Instructions to follow :: All records, minus the pictures: write them out exactly.

Excerpts from a dataset
__________________________________________________

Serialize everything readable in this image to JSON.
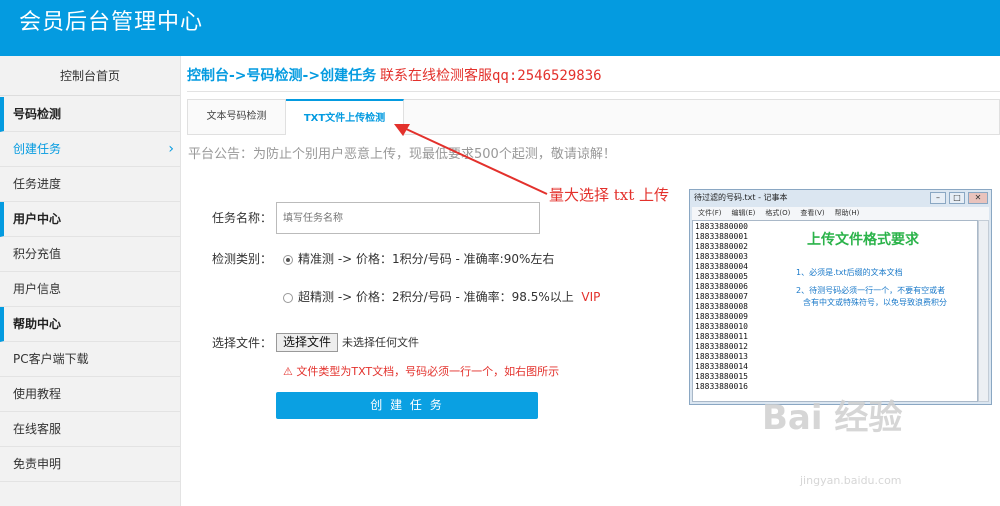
{
  "header": {
    "title": "会员后台管理中心"
  },
  "sidebar": {
    "home": "控制台首页",
    "items": [
      {
        "label": "号码检测",
        "kind": "section"
      },
      {
        "label": "创建任务",
        "kind": "active"
      },
      {
        "label": "任务进度",
        "kind": "item"
      },
      {
        "label": "用户中心",
        "kind": "section"
      },
      {
        "label": "积分充值",
        "kind": "item"
      },
      {
        "label": "用户信息",
        "kind": "item"
      },
      {
        "label": "帮助中心",
        "kind": "section"
      },
      {
        "label": "PC客户端下载",
        "kind": "item"
      },
      {
        "label": "使用教程",
        "kind": "item"
      },
      {
        "label": "在线客服",
        "kind": "item"
      },
      {
        "label": "免责申明",
        "kind": "item"
      }
    ],
    "active_chevron": "›"
  },
  "breadcrumb": {
    "path": "控制台->号码检测->创建任务",
    "note": "联系在线检测客服qq:2546529836"
  },
  "tabs": [
    {
      "label": "文本号码检测",
      "active": false
    },
    {
      "label": "TXT文件上传检测",
      "active": true
    }
  ],
  "notice": "平台公告：为防止个别用户恶意上传，现最低要求500个起测，敬请谅解！",
  "form": {
    "task_name_label": "任务名称：",
    "task_name_placeholder": "填写任务名称",
    "category_label": "检测类别：",
    "options": [
      {
        "text": "精准测 -> 价格：1积分/号码 - 准确率:90%左右",
        "selected": true,
        "badge": ""
      },
      {
        "text": "超精测 -> 价格：2积分/号码 - 准确率：98.5%以上",
        "selected": false,
        "badge": "VIP"
      }
    ],
    "file_label": "选择文件：",
    "file_button": "选择文件",
    "file_status": "未选择任何文件",
    "warning": "⚠ 文件类型为TXT文档，号码必须一行一个，如右图所示",
    "submit": "创 建 任 务"
  },
  "annotation": "量大选择 txt 上传",
  "notepad": {
    "title": "待过滤的号码.txt - 记事本",
    "menu": [
      "文件(F)",
      "编辑(E)",
      "格式(O)",
      "查看(V)",
      "帮助(H)"
    ],
    "numbers": [
      "18833880000",
      "18833880001",
      "18833880002",
      "18833880003",
      "18833880004",
      "18833880005",
      "18833880006",
      "18833880007",
      "18833880008",
      "18833880009",
      "18833880010",
      "18833880011",
      "18833880012",
      "18833880013",
      "18833880014",
      "18833880015",
      "18833880016"
    ],
    "heading": "上传文件格式要求",
    "tips": [
      "1、必须是.txt后缀的文本文档",
      "2、待测号码必须一行一个，不要有空或者",
      "含有中文或特殊符号，以免导致浪费积分"
    ]
  },
  "watermark": {
    "logo": "Bai  经验",
    "url": "jingyan.baidu.com"
  },
  "colors": {
    "accent": "#049be0",
    "danger": "#e3312c",
    "tip_heading": "#2bb34a"
  }
}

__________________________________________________

Solution for this exercise ::
Serialize everything readable in this image to JSON.
{
  "header": {
    "title": "会员后台管理中心"
  },
  "sidebar": {
    "home": "控制台首页",
    "items": [
      {
        "label": "号码检测",
        "kind": "section"
      },
      {
        "label": "创建任务",
        "kind": "active"
      },
      {
        "label": "任务进度",
        "kind": "item"
      },
      {
        "label": "用户中心",
        "kind": "section"
      },
      {
        "label": "积分充值",
        "kind": "item"
      },
      {
        "label": "用户信息",
        "kind": "item"
      },
      {
        "label": "帮助中心",
        "kind": "section"
      },
      {
        "label": "PC客户端下载",
        "kind": "item"
      },
      {
        "label": "使用教程",
        "kind": "item"
      },
      {
        "label": "在线客服",
        "kind": "item"
      },
      {
        "label": "免责申明",
        "kind": "item"
      }
    ],
    "active_chevron": "›"
  },
  "breadcrumb": {
    "path": "控制台->号码检测->创建任务",
    "note": "联系在线检测客服qq:2546529836"
  },
  "tabs": [
    {
      "label": "文本号码检测",
      "active": false
    },
    {
      "label": "TXT文件上传检测",
      "active": true
    }
  ],
  "notice": "平台公告：为防止个别用户恶意上传，现最低要求500个起测，敬请谅解！",
  "form": {
    "task_name_label": "任务名称：",
    "task_name_placeholder": "填写任务名称",
    "category_label": "检测类别：",
    "options": [
      {
        "text": "精准测 -> 价格：1积分/号码 - 准确率:90%左右",
        "selected": true,
        "badge": ""
      },
      {
        "text": "超精测 -> 价格：2积分/号码 - 准确率：98.5%以上",
        "selected": false,
        "badge": "VIP"
      }
    ],
    "file_label": "选择文件：",
    "file_button": "选择文件",
    "file_status": "未选择任何文件",
    "warning": "⚠ 文件类型为TXT文档，号码必须一行一个，如右图所示",
    "submit": "创 建 任 务"
  },
  "annotation": "量大选择 txt 上传",
  "notepad": {
    "title": "待过滤的号码.txt - 记事本",
    "menu": [
      "文件(F)",
      "编辑(E)",
      "格式(O)",
      "查看(V)",
      "帮助(H)"
    ],
    "numbers": [
      "18833880000",
      "18833880001",
      "18833880002",
      "18833880003",
      "18833880004",
      "18833880005",
      "18833880006",
      "18833880007",
      "18833880008",
      "18833880009",
      "18833880010",
      "18833880011",
      "18833880012",
      "18833880013",
      "18833880014",
      "18833880015",
      "18833880016"
    ],
    "heading": "上传文件格式要求",
    "tips": [
      "1、必须是.txt后缀的文本文档",
      "2、待测号码必须一行一个，不要有空或者",
      "含有中文或特殊符号，以免导致浪费积分"
    ]
  },
  "watermark": {
    "logo": "Bai  经验",
    "url": "jingyan.baidu.com"
  },
  "colors": {
    "accent": "#049be0",
    "danger": "#e3312c",
    "tip_heading": "#2bb34a"
  }
}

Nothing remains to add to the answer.